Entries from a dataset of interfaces
§

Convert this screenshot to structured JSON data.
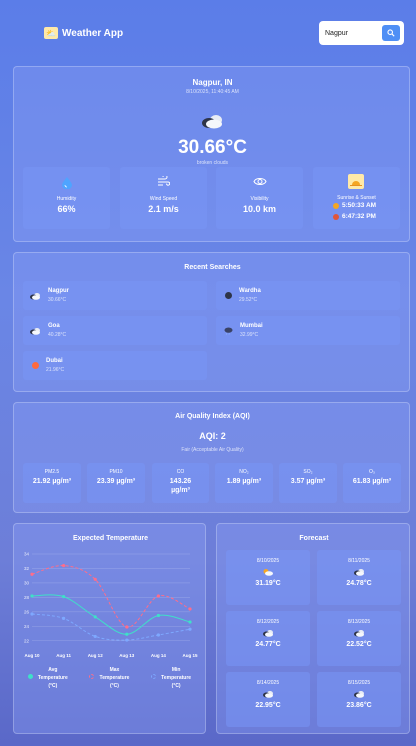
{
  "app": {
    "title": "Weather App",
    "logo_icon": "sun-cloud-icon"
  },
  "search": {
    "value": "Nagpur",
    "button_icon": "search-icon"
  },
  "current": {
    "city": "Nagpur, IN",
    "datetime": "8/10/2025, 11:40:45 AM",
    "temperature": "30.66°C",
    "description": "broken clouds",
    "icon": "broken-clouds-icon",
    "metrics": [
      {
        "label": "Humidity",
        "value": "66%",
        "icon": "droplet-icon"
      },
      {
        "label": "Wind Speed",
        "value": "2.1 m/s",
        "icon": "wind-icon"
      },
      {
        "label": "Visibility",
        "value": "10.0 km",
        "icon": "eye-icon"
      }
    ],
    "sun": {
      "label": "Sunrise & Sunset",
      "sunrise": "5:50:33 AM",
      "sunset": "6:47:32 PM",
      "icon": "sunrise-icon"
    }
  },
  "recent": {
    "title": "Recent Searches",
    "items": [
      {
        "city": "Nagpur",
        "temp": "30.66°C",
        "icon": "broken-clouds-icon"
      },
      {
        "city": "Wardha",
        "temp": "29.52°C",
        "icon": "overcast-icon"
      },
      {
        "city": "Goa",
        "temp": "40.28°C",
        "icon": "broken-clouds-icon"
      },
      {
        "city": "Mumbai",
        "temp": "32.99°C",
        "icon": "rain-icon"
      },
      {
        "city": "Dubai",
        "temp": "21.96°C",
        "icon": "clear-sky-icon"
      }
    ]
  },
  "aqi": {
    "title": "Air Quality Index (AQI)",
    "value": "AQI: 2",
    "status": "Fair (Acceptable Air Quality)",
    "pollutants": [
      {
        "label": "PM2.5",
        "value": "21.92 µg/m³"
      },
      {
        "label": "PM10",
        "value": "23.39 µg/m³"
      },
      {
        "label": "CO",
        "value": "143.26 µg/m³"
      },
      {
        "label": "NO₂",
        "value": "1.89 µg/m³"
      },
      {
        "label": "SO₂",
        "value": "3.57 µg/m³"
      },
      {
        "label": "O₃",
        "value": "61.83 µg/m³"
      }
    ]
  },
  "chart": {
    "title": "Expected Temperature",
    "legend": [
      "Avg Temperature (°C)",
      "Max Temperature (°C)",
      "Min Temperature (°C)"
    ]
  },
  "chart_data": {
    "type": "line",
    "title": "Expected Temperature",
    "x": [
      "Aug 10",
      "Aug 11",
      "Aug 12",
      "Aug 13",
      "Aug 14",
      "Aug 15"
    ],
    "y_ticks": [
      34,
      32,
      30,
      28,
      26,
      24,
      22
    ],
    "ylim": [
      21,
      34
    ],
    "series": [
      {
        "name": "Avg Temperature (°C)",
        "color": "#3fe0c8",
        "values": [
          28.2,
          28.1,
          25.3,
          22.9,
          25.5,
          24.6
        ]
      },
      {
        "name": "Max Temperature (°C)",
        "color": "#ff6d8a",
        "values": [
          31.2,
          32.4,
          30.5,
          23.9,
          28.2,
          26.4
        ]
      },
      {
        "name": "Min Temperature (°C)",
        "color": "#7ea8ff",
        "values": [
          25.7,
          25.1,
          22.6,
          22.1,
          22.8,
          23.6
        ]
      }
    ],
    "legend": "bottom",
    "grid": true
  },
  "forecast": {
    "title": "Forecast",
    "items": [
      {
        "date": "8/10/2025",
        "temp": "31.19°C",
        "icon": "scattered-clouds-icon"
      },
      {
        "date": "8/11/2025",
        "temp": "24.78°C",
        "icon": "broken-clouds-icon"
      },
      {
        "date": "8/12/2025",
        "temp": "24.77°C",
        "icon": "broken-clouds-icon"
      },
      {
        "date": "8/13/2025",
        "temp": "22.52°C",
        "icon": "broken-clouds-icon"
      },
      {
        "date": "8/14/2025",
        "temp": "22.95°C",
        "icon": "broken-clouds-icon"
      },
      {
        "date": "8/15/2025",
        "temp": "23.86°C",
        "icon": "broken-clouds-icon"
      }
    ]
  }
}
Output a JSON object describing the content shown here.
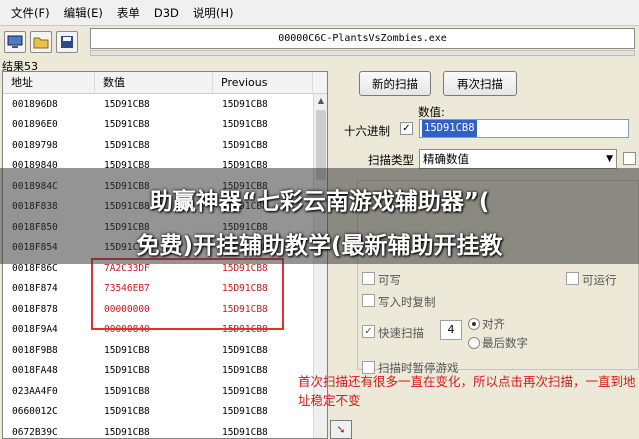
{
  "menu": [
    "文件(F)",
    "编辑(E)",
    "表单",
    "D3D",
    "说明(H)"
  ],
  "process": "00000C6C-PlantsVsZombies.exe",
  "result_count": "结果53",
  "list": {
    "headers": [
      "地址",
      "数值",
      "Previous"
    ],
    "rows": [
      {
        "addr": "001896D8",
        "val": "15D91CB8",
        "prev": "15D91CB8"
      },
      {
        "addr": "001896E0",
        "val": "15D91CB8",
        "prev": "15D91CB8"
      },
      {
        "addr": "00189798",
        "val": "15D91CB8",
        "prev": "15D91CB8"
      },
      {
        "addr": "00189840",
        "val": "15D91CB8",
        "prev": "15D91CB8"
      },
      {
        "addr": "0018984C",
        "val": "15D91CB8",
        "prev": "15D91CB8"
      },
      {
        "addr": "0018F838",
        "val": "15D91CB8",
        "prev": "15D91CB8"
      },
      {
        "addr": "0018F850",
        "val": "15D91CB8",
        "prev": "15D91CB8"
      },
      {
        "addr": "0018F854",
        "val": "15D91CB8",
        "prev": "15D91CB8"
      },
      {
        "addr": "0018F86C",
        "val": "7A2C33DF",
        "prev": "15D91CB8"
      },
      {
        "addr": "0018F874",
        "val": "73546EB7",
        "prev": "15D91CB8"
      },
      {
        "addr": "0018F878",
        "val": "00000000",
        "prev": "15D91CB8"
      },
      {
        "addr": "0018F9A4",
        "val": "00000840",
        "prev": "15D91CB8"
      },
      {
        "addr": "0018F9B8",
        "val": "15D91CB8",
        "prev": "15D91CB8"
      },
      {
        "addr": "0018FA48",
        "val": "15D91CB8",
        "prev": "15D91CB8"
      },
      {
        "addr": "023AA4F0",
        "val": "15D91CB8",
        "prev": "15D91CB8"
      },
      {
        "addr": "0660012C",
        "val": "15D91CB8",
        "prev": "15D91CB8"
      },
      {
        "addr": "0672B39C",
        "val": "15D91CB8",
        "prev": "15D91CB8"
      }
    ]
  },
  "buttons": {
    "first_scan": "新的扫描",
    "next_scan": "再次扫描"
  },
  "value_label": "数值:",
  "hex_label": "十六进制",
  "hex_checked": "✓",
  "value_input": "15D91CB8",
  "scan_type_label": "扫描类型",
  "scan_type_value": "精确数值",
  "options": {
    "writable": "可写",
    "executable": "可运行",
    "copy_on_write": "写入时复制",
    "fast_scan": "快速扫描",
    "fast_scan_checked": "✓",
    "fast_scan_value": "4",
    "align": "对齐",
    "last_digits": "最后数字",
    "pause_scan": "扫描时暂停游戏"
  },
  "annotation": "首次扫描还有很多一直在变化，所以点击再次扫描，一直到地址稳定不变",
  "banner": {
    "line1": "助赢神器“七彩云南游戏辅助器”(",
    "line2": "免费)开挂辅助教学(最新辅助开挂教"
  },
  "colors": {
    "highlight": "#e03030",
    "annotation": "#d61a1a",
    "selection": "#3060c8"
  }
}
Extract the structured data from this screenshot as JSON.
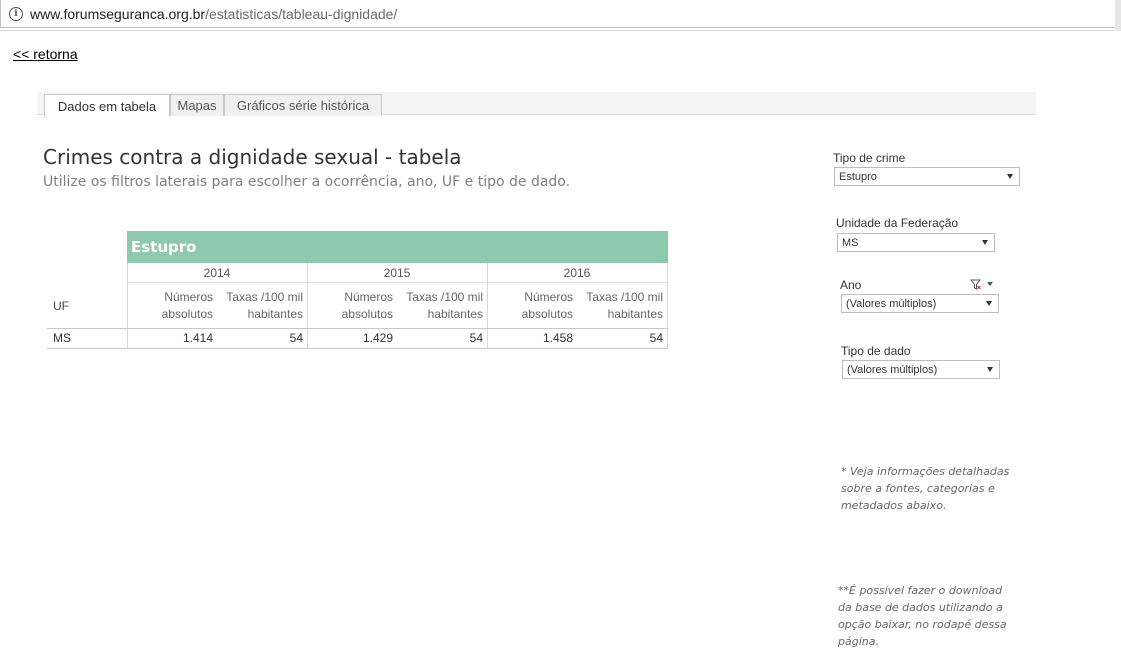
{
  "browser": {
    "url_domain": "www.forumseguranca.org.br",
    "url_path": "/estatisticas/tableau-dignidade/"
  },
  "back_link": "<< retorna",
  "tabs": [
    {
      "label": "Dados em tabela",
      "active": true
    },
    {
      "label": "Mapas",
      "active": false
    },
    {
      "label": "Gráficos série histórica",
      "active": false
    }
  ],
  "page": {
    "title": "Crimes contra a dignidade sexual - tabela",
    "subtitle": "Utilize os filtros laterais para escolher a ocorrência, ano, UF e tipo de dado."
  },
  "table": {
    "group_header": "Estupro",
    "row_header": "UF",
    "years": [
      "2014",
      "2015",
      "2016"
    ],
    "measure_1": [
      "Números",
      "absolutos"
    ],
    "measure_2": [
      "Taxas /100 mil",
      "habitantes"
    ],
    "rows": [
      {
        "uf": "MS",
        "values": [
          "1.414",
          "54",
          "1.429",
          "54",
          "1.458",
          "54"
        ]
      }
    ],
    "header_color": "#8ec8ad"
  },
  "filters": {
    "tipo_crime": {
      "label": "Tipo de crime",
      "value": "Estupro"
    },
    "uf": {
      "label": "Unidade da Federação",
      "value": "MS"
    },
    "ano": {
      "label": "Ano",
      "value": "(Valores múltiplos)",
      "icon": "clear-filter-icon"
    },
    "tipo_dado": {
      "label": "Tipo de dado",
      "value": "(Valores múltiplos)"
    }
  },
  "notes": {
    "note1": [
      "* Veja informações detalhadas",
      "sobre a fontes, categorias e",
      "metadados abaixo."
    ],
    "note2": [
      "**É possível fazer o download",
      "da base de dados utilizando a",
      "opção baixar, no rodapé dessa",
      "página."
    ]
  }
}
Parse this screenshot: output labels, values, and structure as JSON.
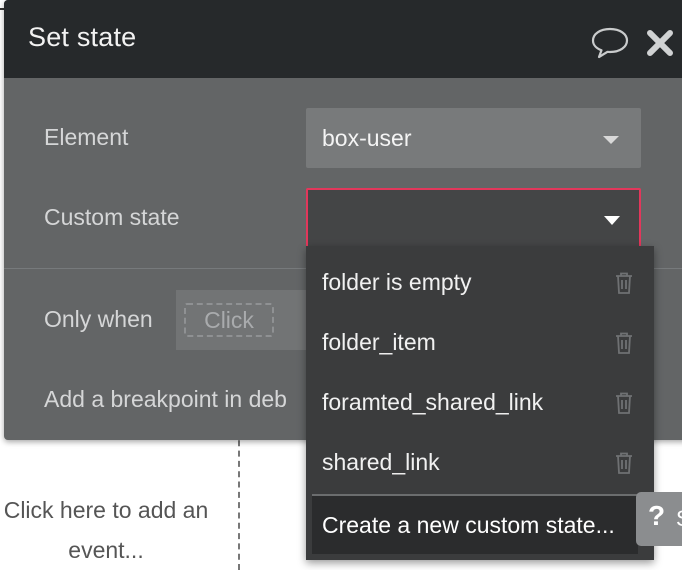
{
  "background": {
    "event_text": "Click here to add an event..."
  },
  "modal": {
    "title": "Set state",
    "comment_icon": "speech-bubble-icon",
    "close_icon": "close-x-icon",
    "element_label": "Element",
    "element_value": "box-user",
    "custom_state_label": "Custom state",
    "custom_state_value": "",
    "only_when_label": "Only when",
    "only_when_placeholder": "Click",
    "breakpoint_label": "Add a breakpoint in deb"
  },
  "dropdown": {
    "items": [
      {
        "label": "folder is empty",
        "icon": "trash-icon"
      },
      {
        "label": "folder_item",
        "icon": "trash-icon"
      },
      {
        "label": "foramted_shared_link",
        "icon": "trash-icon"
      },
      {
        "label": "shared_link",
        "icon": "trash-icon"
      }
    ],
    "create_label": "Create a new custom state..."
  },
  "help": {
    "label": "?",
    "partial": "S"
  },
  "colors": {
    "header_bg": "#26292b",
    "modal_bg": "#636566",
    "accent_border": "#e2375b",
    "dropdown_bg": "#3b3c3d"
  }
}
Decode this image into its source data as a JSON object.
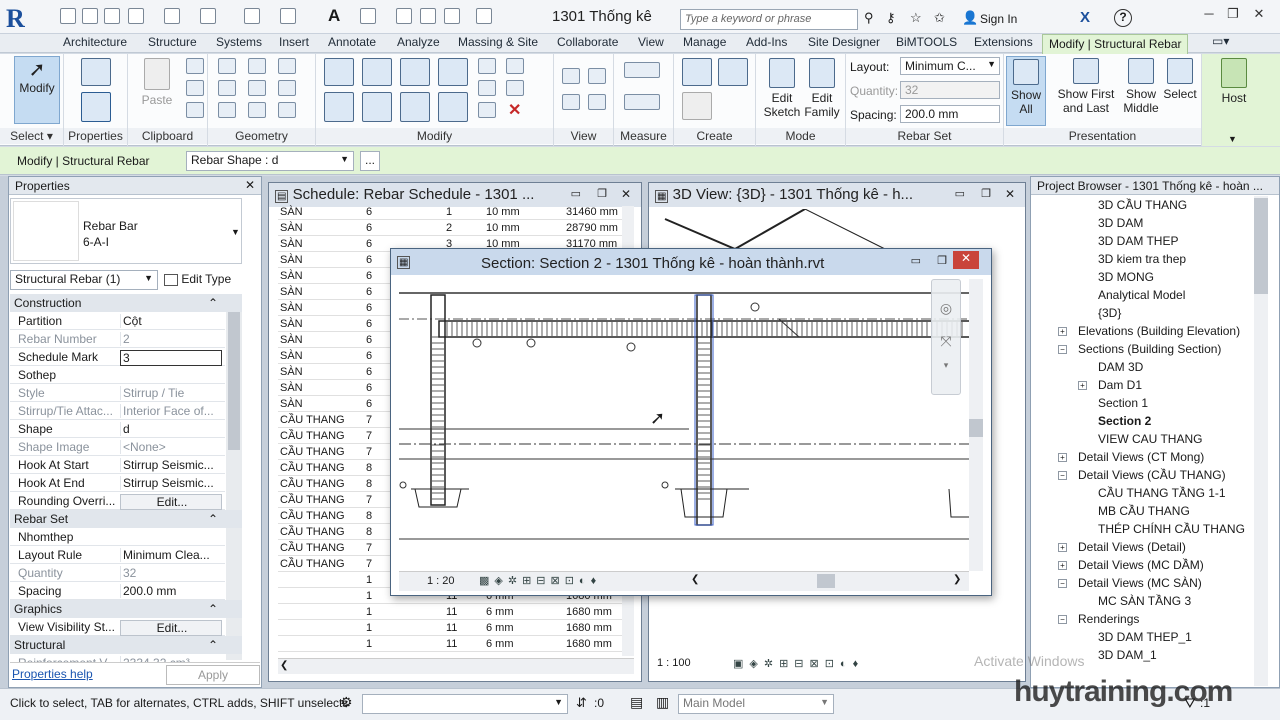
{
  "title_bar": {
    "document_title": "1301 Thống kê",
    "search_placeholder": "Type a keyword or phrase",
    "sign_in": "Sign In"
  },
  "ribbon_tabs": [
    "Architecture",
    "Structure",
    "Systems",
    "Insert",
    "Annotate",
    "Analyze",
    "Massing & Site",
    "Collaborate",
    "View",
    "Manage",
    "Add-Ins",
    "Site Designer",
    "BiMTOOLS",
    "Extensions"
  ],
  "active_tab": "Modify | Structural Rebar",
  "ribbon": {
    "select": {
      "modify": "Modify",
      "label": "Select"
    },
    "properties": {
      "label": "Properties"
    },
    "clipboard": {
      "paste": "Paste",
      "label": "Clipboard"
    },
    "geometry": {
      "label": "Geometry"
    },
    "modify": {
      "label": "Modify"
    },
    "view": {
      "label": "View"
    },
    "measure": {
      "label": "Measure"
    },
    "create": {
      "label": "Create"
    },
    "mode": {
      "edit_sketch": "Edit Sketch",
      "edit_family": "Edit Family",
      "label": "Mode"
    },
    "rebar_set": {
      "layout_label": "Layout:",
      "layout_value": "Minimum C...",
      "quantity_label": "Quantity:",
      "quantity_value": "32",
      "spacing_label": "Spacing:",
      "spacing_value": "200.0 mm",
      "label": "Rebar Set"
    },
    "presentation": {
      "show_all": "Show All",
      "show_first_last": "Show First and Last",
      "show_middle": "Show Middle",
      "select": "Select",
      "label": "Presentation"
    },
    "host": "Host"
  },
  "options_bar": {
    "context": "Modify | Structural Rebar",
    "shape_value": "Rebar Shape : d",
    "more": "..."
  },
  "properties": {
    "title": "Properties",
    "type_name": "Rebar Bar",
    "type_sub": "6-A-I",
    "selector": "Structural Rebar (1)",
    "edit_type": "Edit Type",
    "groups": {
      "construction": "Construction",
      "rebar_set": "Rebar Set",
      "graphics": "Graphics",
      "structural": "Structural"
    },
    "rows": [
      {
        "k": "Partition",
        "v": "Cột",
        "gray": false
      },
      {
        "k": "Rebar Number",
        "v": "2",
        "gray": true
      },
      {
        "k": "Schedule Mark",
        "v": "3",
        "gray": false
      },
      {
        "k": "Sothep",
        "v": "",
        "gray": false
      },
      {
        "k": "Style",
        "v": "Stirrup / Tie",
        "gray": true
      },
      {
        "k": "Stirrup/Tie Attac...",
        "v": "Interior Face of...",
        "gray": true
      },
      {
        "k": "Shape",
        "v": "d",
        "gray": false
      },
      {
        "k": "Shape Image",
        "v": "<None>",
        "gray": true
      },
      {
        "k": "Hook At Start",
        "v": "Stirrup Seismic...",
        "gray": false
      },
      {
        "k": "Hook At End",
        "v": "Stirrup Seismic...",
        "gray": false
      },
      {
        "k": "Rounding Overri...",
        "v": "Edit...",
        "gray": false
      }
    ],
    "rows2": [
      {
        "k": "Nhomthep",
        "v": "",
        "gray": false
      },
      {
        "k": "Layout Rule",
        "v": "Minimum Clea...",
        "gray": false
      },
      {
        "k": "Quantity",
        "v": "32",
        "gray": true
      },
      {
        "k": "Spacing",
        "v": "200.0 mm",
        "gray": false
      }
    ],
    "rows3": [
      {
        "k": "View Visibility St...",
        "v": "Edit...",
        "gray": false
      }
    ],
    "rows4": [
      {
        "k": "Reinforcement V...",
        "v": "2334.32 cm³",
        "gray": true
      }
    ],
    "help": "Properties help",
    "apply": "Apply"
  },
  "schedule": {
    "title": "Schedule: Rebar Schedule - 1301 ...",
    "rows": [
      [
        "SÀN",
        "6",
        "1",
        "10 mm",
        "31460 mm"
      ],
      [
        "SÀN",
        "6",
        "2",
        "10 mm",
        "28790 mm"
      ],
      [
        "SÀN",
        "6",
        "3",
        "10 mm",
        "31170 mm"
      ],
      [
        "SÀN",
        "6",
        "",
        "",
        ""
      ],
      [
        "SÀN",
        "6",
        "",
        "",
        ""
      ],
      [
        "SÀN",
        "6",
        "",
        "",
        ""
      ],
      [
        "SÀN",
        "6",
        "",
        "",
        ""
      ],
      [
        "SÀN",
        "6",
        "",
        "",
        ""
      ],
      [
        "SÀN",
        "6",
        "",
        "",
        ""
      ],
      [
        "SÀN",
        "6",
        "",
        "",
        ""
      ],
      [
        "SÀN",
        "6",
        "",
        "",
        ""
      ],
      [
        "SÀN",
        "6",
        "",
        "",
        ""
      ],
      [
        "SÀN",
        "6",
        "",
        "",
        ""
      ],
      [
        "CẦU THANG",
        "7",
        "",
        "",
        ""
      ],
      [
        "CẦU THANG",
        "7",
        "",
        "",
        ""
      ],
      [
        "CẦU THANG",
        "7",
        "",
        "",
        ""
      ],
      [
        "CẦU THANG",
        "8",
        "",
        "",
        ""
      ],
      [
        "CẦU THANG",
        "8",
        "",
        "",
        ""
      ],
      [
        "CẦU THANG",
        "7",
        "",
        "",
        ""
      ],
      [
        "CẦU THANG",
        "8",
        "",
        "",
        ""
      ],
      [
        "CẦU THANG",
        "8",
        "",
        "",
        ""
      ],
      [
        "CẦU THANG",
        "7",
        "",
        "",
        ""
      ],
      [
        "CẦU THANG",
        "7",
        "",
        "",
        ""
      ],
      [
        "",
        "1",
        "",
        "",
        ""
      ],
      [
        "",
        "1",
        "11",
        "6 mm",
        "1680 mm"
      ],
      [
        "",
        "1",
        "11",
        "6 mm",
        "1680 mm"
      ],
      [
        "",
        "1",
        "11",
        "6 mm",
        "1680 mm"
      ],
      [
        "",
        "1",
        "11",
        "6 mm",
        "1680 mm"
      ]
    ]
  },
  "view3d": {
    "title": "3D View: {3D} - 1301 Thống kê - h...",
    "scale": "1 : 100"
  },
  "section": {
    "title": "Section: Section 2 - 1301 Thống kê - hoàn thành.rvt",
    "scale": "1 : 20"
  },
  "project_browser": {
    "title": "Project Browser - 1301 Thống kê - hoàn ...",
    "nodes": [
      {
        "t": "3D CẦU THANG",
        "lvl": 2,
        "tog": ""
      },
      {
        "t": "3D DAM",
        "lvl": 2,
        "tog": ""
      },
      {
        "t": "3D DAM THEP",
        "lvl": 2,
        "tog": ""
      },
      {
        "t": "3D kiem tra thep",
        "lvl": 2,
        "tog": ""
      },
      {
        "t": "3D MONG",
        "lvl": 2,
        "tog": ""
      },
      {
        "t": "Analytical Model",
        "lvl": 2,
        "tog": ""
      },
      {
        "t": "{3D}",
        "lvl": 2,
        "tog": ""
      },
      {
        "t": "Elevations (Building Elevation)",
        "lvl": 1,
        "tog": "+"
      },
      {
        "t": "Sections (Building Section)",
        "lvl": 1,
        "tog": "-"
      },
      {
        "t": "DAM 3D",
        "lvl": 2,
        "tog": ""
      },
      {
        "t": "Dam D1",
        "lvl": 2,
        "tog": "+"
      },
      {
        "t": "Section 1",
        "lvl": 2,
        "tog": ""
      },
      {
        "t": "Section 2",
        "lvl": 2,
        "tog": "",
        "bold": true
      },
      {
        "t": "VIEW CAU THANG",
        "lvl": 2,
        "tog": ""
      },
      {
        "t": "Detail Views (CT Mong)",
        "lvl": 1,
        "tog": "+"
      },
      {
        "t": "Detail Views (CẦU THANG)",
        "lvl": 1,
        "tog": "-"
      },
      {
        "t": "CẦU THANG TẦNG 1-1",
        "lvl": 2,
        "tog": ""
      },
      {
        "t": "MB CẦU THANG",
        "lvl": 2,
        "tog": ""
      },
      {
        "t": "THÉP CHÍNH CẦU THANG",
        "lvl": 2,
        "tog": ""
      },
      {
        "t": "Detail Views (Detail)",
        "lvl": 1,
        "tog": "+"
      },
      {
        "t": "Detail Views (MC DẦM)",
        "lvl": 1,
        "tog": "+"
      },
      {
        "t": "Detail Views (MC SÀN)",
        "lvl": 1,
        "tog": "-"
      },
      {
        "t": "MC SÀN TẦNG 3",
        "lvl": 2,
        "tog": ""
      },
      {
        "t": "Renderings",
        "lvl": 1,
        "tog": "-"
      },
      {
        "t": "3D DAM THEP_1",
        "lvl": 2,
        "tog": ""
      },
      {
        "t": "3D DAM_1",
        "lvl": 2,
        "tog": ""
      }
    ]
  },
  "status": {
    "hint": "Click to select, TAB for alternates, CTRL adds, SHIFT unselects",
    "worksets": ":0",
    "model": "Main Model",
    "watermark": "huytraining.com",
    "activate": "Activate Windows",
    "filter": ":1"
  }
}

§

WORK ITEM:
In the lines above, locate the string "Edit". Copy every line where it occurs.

SOLUTION TO THIS EXERCISE:
      "edit_sketch": "Edit Sketch",
      "edit_family": "Edit Family",
    "edit_type": "Edit Type",
        "v": "Edit...",
        "v": "Edit...",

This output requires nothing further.